• **Provided records**:
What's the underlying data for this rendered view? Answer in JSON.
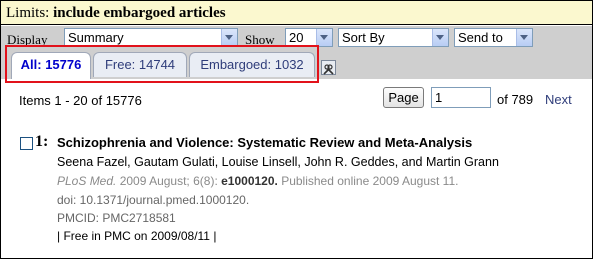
{
  "limits": {
    "label": "Limits:",
    "value": "include embargoed articles"
  },
  "toolbar": {
    "display_label": "Display",
    "display_value": "Summary",
    "show_label": "Show",
    "show_value": "20",
    "sort_value": "Sort By",
    "sendto_value": "Send to"
  },
  "tabs": [
    {
      "label": "All: 15776",
      "active": true
    },
    {
      "label": "Free: 14744",
      "active": false
    },
    {
      "label": "Embargoed: 1032",
      "active": false
    }
  ],
  "wrench_icon": "wrench-icon",
  "highlight_color": "#e2121b",
  "pager": {
    "items_text": "Items 1 - 20 of 15776",
    "page_button": "Page",
    "page_value": "1",
    "of_text": "of 789",
    "next_label": "Next"
  },
  "result": {
    "number": "1:",
    "title": "Schizophrenia and Violence: Systematic Review and Meta-Analysis",
    "authors": "Seena Fazel, Gautam Gulati, Louise Linsell, John R. Geddes, and Martin Grann",
    "journal": "PLoS Med.",
    "citation_pre": " 2009 August; 6(8): ",
    "article_id": "e1000120.",
    "citation_post": " Published online 2009 August 11.",
    "doi": "doi: 10.1371/journal.pmed.1000120.",
    "pmcid": "PMCID: PMC2718581",
    "free": "| Free in PMC on 2009/08/11 |"
  }
}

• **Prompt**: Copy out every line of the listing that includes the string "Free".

• **Solution to the exercise**:
      "label": "Free: 14744",
    "free": "| Free in PMC on 2009/08/11 |"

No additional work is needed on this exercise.